City of Powell River may be renamed

City of Powell River may be renamed

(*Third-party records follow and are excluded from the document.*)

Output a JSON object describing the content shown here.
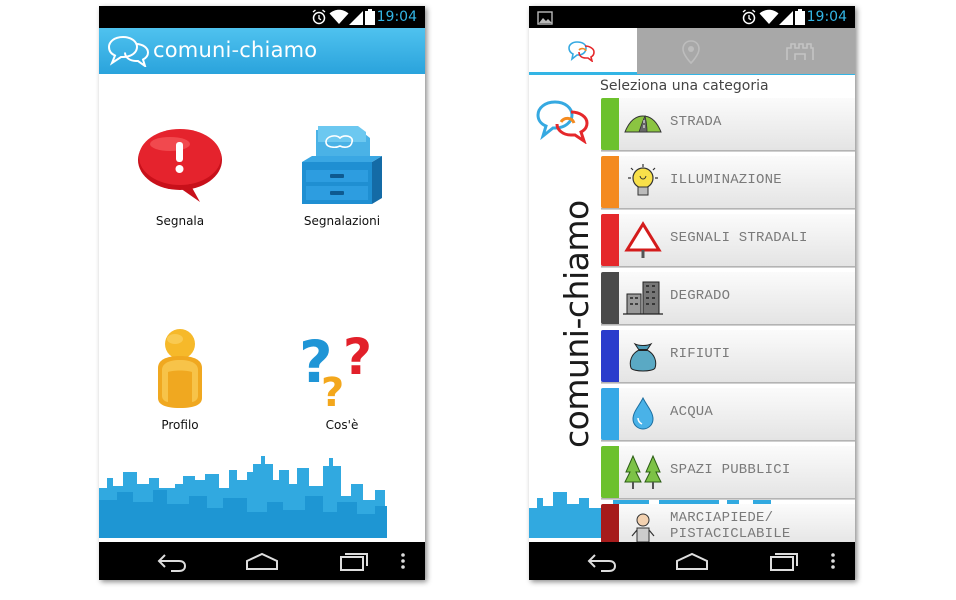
{
  "status": {
    "time": "19:04"
  },
  "home": {
    "app_title_main": "comuni",
    "app_title_sep": "-",
    "app_title_rest": "chiamo",
    "tiles": [
      {
        "label": "Segnala"
      },
      {
        "label": "Segnalazioni"
      },
      {
        "label": "Profilo"
      },
      {
        "label": "Cos'è"
      }
    ]
  },
  "categories": {
    "heading": "Seleziona una categoria",
    "brand": "comuni-chiamo",
    "items": [
      {
        "label": "STRADA",
        "color": "#6cc12d",
        "icon": "road-icon"
      },
      {
        "label": "ILLUMINAZIONE",
        "color": "#f48a1f",
        "icon": "lightbulb-icon"
      },
      {
        "label": "SEGNALI STRADALI",
        "color": "#e5282b",
        "icon": "warning-sign-icon"
      },
      {
        "label": "DEGRADO",
        "color": "#4a4a4a",
        "icon": "buildings-icon"
      },
      {
        "label": "RIFIUTI",
        "color": "#2a3ccc",
        "icon": "trash-bag-icon"
      },
      {
        "label": "ACQUA",
        "color": "#35a8e6",
        "icon": "water-drop-icon"
      },
      {
        "label": "SPAZI PUBBLICI",
        "color": "#6cc12d",
        "icon": "trees-icon"
      },
      {
        "label": "MARCIAPIEDE/ PISTACICLABILE",
        "color": "#a61b1b",
        "icon": "pedestrian-icon"
      }
    ]
  },
  "colors": {
    "accent": "#33b5e5",
    "appbar": "#2aa3dc",
    "alert_red": "#d9141e",
    "folder_blue": "#1f8fd2"
  }
}
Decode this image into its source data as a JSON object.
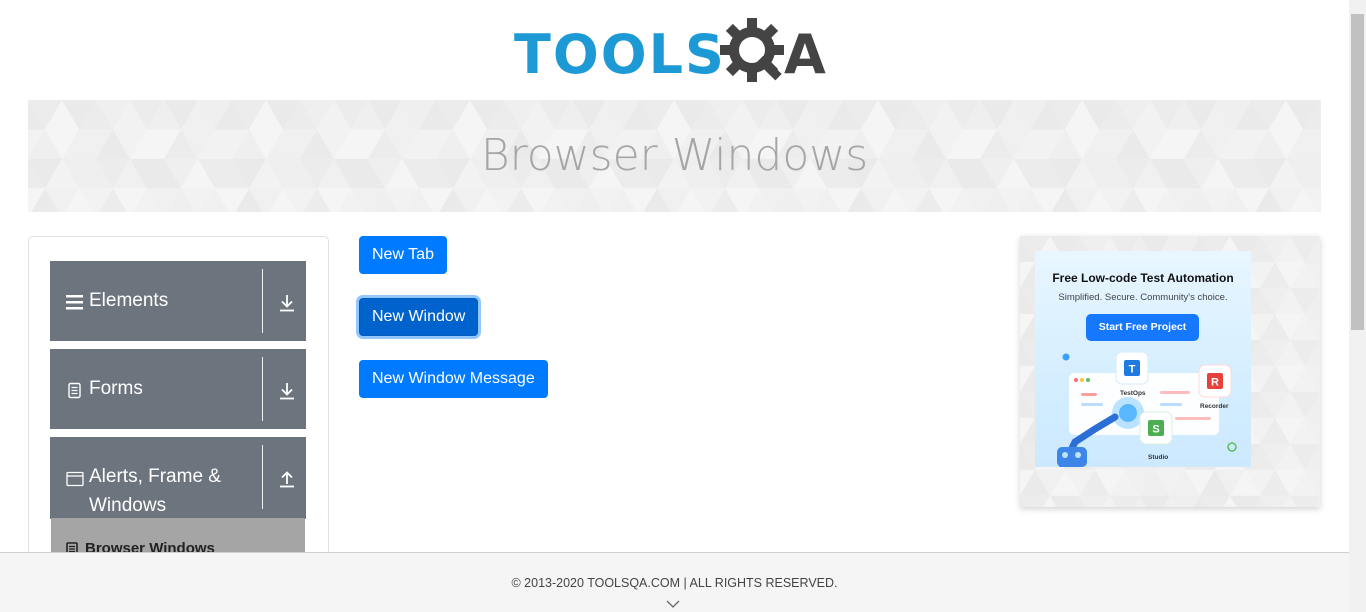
{
  "header": {
    "logo_text": "TOOLS",
    "logo_q_icon": "gear-magnifier-icon",
    "logo_a": "A"
  },
  "banner": {
    "title": "Browser Windows"
  },
  "sidebar": {
    "groups": [
      {
        "label": "Elements",
        "icon": "hamburger-icon",
        "arrow": "download-arrow-icon"
      },
      {
        "label": "Forms",
        "icon": "document-icon",
        "arrow": "download-arrow-icon"
      },
      {
        "label": "Alerts, Frame &",
        "label_line2": "Windows",
        "icon": "window-icon",
        "arrow": "upload-arrow-icon"
      }
    ],
    "sub_items": [
      {
        "label": "Browser Windows",
        "icon": "document-icon"
      }
    ]
  },
  "main": {
    "buttons": [
      {
        "label": "New Tab"
      },
      {
        "label": "New Window",
        "focused": true
      },
      {
        "label": "New Window Message"
      }
    ]
  },
  "ad": {
    "title": "Free Low-code Test Automation",
    "subtitle": "Simplified. Secure. Community's choice.",
    "cta": "Start Free Project",
    "labels": [
      "TestOps",
      "Recorder",
      "Studio"
    ]
  },
  "footer": {
    "copyright": "© 2013-2020 TOOLSQA.COM | ALL RIGHTS RESERVED."
  },
  "colors": {
    "primary": "#007bff",
    "sidebar_header": "#6c757d",
    "sidebar_active": "#a5a5a5",
    "logo_blue": "#1d9ad6",
    "logo_dark": "#444444"
  }
}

Powell River City Council is discussing changing the city’s name, following an official request from the new administration of the Tla’amin First Nation. CKTZ News spoke with Powell River City Coun. Cindy Elliott who will be involved in the project. She has personal reasons for doing so — Elliott is partly Indigenous and her granddaughter is Tla’amin. “I don’t want her to grow up thinking that grandma didn’t care, because I do,” she said. A community engagement process will include information about the city’s current namesake — Dr. Israel Powell — British Columbia’s first Superintendent of Indian Affairs who was instrumental in creating residential schools and outlawing Indigenous cultural practices. Elliott has a wealth of professional experience in building consensus, including past work in Economic Development and Indigenous Relations with both the BC and Alberta provincial governments. She was elected to the council in 2018, and will be running for re-election in 2022, partly because she wants to see this particular project to fruition. In August, two other locations on the Sunshine Coast were restored to their original names. The Province announced in a press release that through cooperation with the shíshálh Nation, the name of the Wilson Creek community and nearby creek is now ts’uḵw’um, and Saltery Bay again bears its name of sḵelhp. Photo credits: (top) The community engagement process that will unfold may include a referendum. Photo of Powell River by David Stanley on Flickr. (podcast) Looking towards the Catalyst pulp mill in Powell River from BC Ferries ‘Queen of Nanaimo’ - Photo by Roy L Hales This program was funded by a grant from the Community Radio Fund of Canada and...